The author is founding pastor of DaySpring Community Church and professor of evangelism and discipleship at Wesley Biblical Seminary in Jackson, Mississippi. The book is available at and other online booksellers.
Randall Murphree

When he was four years old, Nik Wallenda watched a video of Karl Wallenda, his grandfather, walking a high wire. He watched as the rigging failed, and Karl fell to his death. Right then Nik decided he wanted to be a hero like Karl.

The Great Wallenda family has a legacy spanning over two centuries of death-defying high wire feats. As a member of the seventh Wallenda generation, Nik has known nothing else.

Nik’s parents instilled in him trust in God that has reassured him through difficult, and often painful, times. In his book Balance, Nik tells the story of his heritage and is transparent about his personal struggles and failings. The reason for his honesty: He believes one’s scars must not be hidden so God’s power and restoration can be clearly shown.

Many watched on June 23, 2013 as Nik walked across the Grand Canyon, praying with every step. Some wondered if his praying was just part of his showmanship, or was it genuine. The prayers come from a passion not only to defy limits but to change hearts for God.

For Nik, success requires his life to be in balance between his craft and God, his family and God, and his pride and God. Faith is his true source of balance and strength, and Christ is his balance pole.

Learn more at or purchase at online booksellers.
Debbie Fischer

undefinedHealing Broken Relationships
Relationships, even solid ones, can shatter in unexpected ways. Help for restoration can be found in Healing Broken Relationships, one of 68 mini books in a collection titled Resources for Personal Change from Christian Counseling and Educational Foundation.

Authored by professional biblical counselors, each booklet in the series addresses a different issue from a biblical perspective.

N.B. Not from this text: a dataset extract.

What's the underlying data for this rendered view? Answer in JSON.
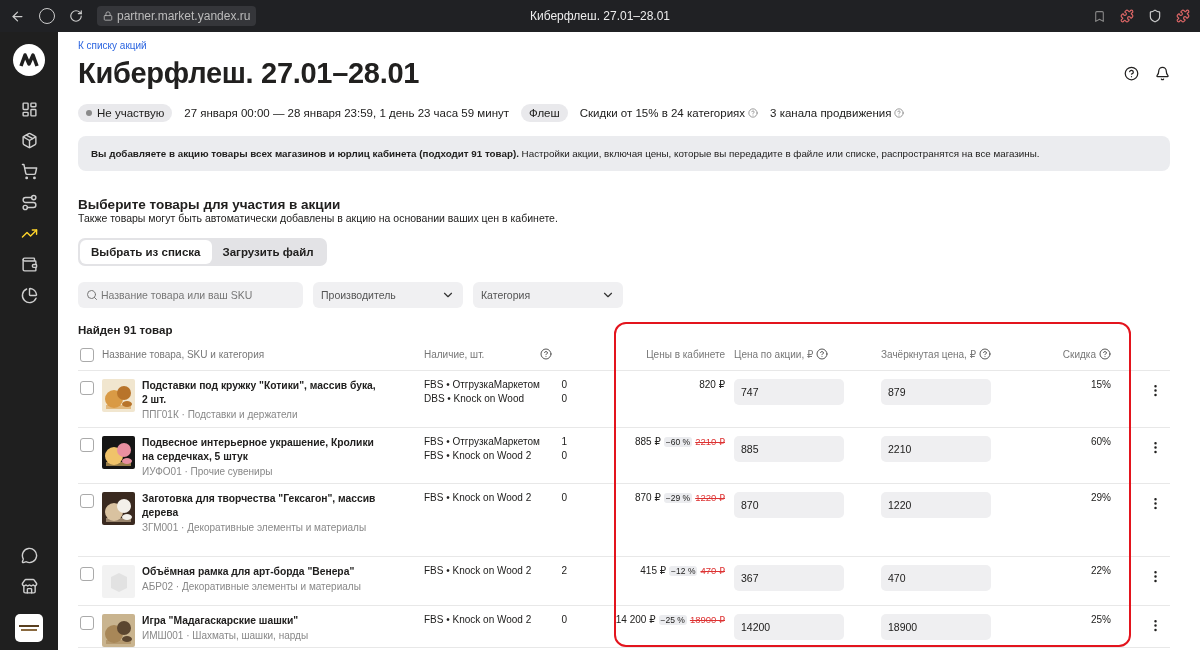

Other titles include, iSnooping on Your Kid, Can You Change If You’re Gay?, How to Love Difficult People, and many more. The mini books can be found at
Debbie Fischer

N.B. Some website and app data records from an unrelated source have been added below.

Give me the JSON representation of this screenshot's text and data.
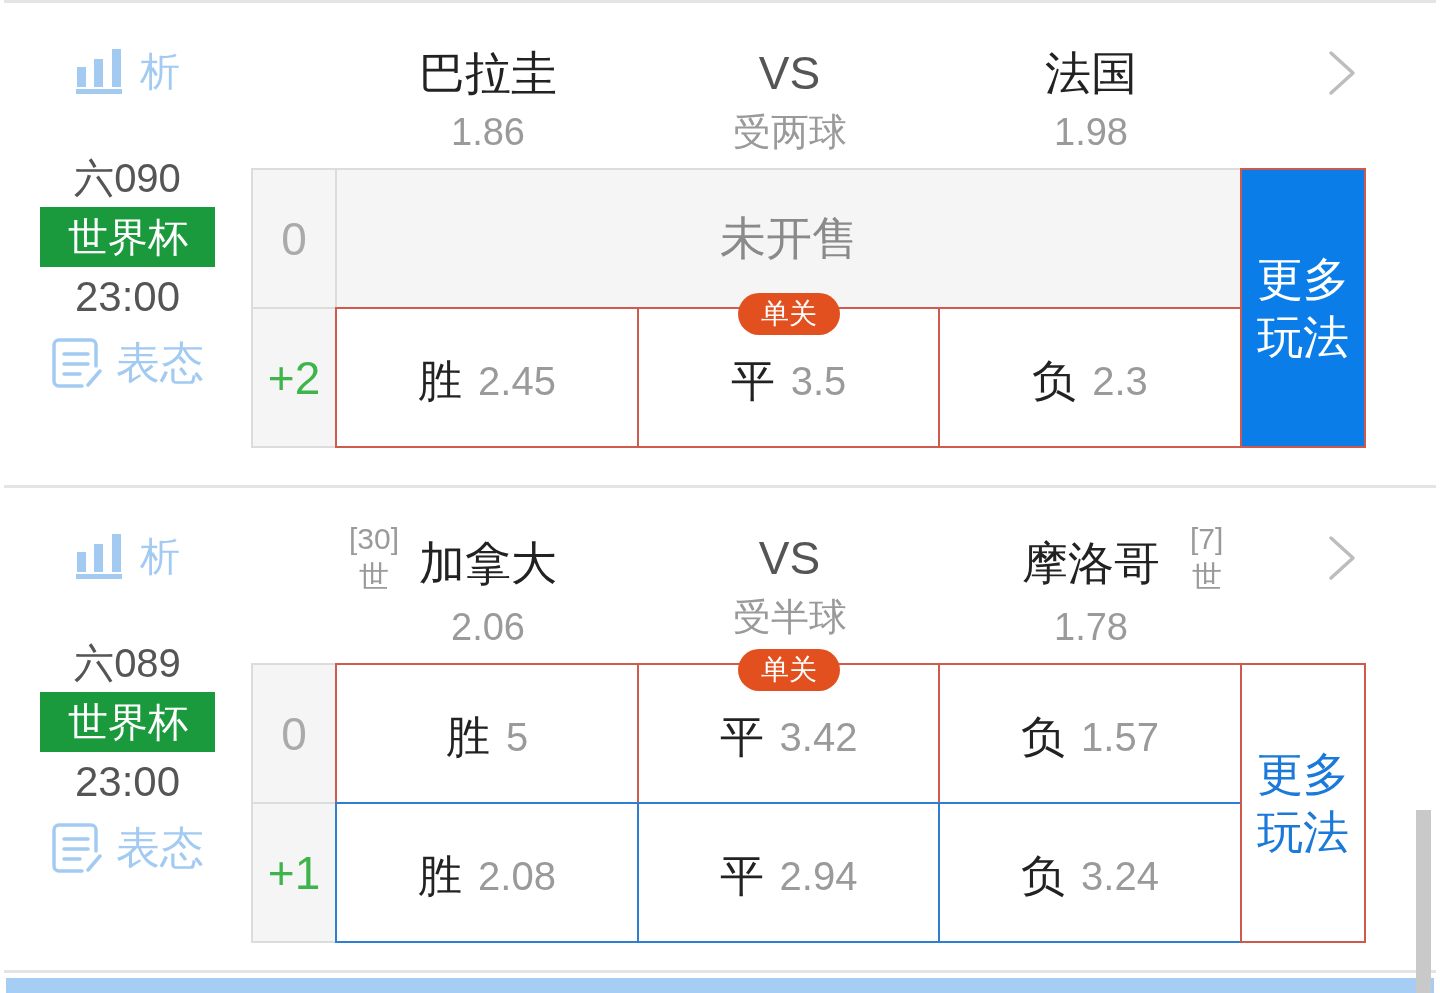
{
  "matches": [
    {
      "analysis_label": "析",
      "code": "六090",
      "league": "世界杯",
      "time": "23:00",
      "opinion_label": "表态",
      "home": {
        "name": "巴拉圭",
        "odds": "1.86"
      },
      "center": {
        "vs": "VS",
        "handicap_text": "受两球"
      },
      "away": {
        "name": "法国",
        "odds": "1.98"
      },
      "rows": [
        {
          "kind": "closed",
          "handicap": {
            "text": "0",
            "color": "#aaaaaa"
          },
          "status": "未开售"
        },
        {
          "kind": "odds",
          "handicap": {
            "text": "+2",
            "color": "#3db54a"
          },
          "color": "#cf5a4e",
          "badge": "单关",
          "cells": [
            {
              "outcome": "胜",
              "odds": "2.45"
            },
            {
              "outcome": "平",
              "odds": "3.5"
            },
            {
              "outcome": "负",
              "odds": "2.3"
            }
          ]
        }
      ],
      "more": {
        "label": "更多玩法",
        "active": true
      }
    },
    {
      "analysis_label": "析",
      "code": "六089",
      "league": "世界杯",
      "time": "23:00",
      "opinion_label": "表态",
      "home": {
        "name": "加拿大",
        "odds": "2.06",
        "rank": "[30]",
        "rank_tag": "世"
      },
      "center": {
        "vs": "VS",
        "handicap_text": "受半球"
      },
      "away": {
        "name": "摩洛哥",
        "odds": "1.78",
        "rank": "[7]",
        "rank_tag": "世"
      },
      "rows": [
        {
          "kind": "odds",
          "handicap": {
            "text": "0",
            "color": "#aaaaaa"
          },
          "color": "#cf5a4e",
          "badge": "单关",
          "cells": [
            {
              "outcome": "胜",
              "odds": "5"
            },
            {
              "outcome": "平",
              "odds": "3.42"
            },
            {
              "outcome": "负",
              "odds": "1.57"
            }
          ]
        },
        {
          "kind": "odds",
          "handicap": {
            "text": "+1",
            "color": "#3db54a"
          },
          "color": "#2f7fd0",
          "cells": [
            {
              "outcome": "胜",
              "odds": "2.08"
            },
            {
              "outcome": "平",
              "odds": "2.94"
            },
            {
              "outcome": "负",
              "odds": "3.24"
            }
          ]
        }
      ],
      "more": {
        "label": "更多玩法",
        "active": false
      }
    }
  ]
}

undefinedThe Singing Stone
The Singing Stone is a parable telling the story of a town where citizens are forbidden to say anything about God, and it is tied to the reality that religious freedom is denied in many places. It is based on Jesus’s words in Luke 19:40 – “I tell you that if these [disciples] should keep silent, the stones would immediately cry out.”

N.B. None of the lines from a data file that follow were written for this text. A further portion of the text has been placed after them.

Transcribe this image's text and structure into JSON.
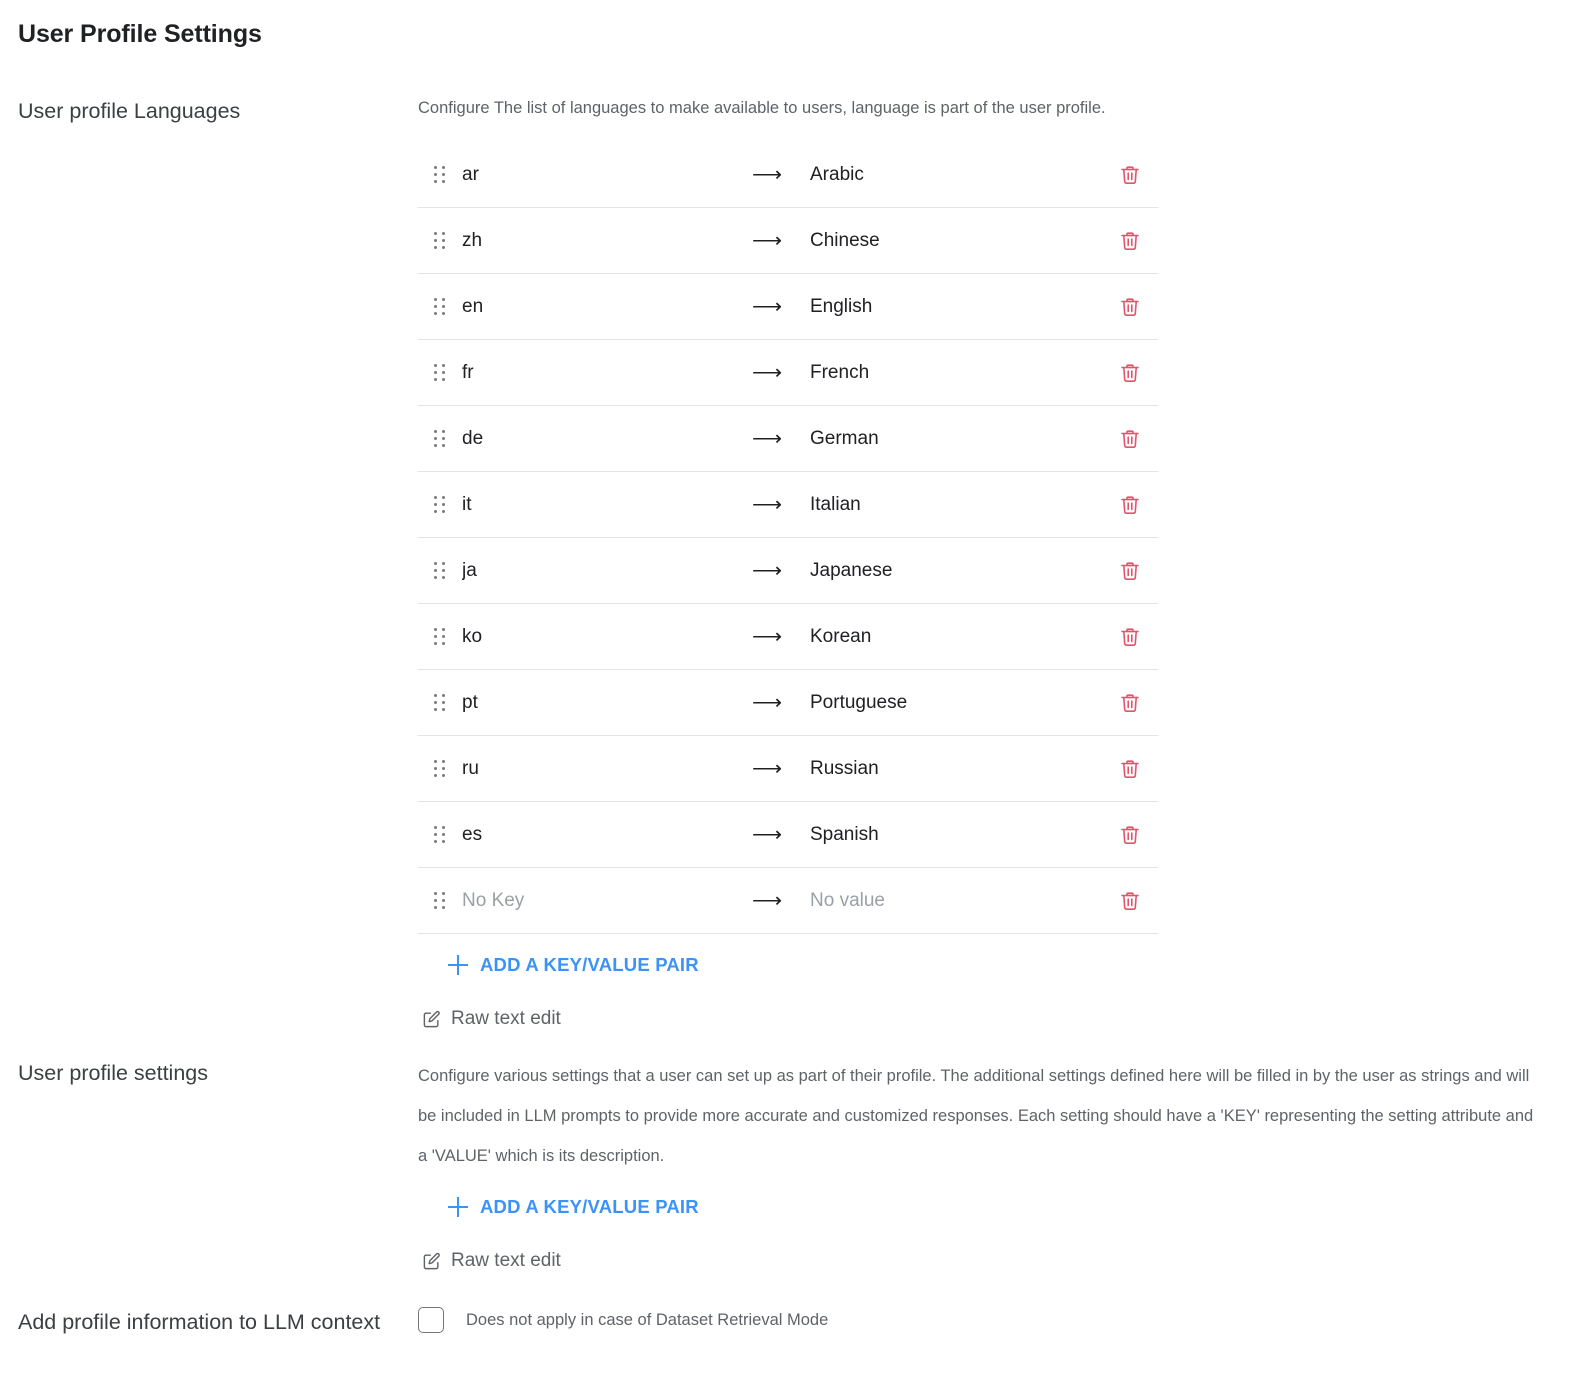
{
  "page": {
    "title": "User Profile Settings"
  },
  "sections": {
    "languages": {
      "label": "User profile Languages",
      "description": "Configure The list of languages to make available to users, language is part of the user profile.",
      "add_button_label": "ADD A KEY/VALUE PAIR",
      "raw_edit_label": "Raw text edit",
      "arrow_glyph": "⟶",
      "rows": [
        {
          "key": "ar",
          "value": "Arabic"
        },
        {
          "key": "zh",
          "value": "Chinese"
        },
        {
          "key": "en",
          "value": "English"
        },
        {
          "key": "fr",
          "value": "French"
        },
        {
          "key": "de",
          "value": "German"
        },
        {
          "key": "it",
          "value": "Italian"
        },
        {
          "key": "ja",
          "value": "Japanese"
        },
        {
          "key": "ko",
          "value": "Korean"
        },
        {
          "key": "pt",
          "value": "Portuguese"
        },
        {
          "key": "ru",
          "value": "Russian"
        },
        {
          "key": "es",
          "value": "Spanish"
        },
        {
          "key": "No Key",
          "value": "No value",
          "placeholder": true
        }
      ]
    },
    "settings": {
      "label": "User profile settings",
      "description": "Configure various settings that a user can set up as part of their profile. The additional settings defined here will be filled in by the user as strings and will be included in LLM prompts to provide more accurate and customized responses. Each setting should have a 'KEY' representing the setting attribute and a 'VALUE' which is its description.",
      "add_button_label": "ADD A KEY/VALUE PAIR",
      "raw_edit_label": "Raw text edit"
    },
    "profile_context": {
      "label": "Add profile information to LLM context",
      "checkbox_checked": false,
      "checkbox_label": "Does not apply in case of Dataset Retrieval Mode"
    }
  },
  "colors": {
    "accent_blue": "#3b93f7",
    "delete_red": "#e5536b",
    "text_primary": "#202124",
    "text_secondary": "#5f6368",
    "text_placeholder": "#9aa0a6",
    "divider": "#e4e4e4"
  },
  "icons": {
    "drag_handle": "drag-handle-icon",
    "delete": "trash-icon",
    "add": "plus-icon",
    "raw_edit": "edit-square-icon"
  }
}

The story follows Sorbak, who is charged with making sure no one in the village talks about God. Then he comes in contact with the truth about God. It’s a great read for parent-and-child interaction, and a solid story for older children to read for themselves and to younger siblings.

Author Paul Bass is a gifted storyteller, illustrator, blogger, broadcaster, and homeschool dad. A free digital copy of The Singing Stone is available at and hard copy at online booksellers.
Randall Murphree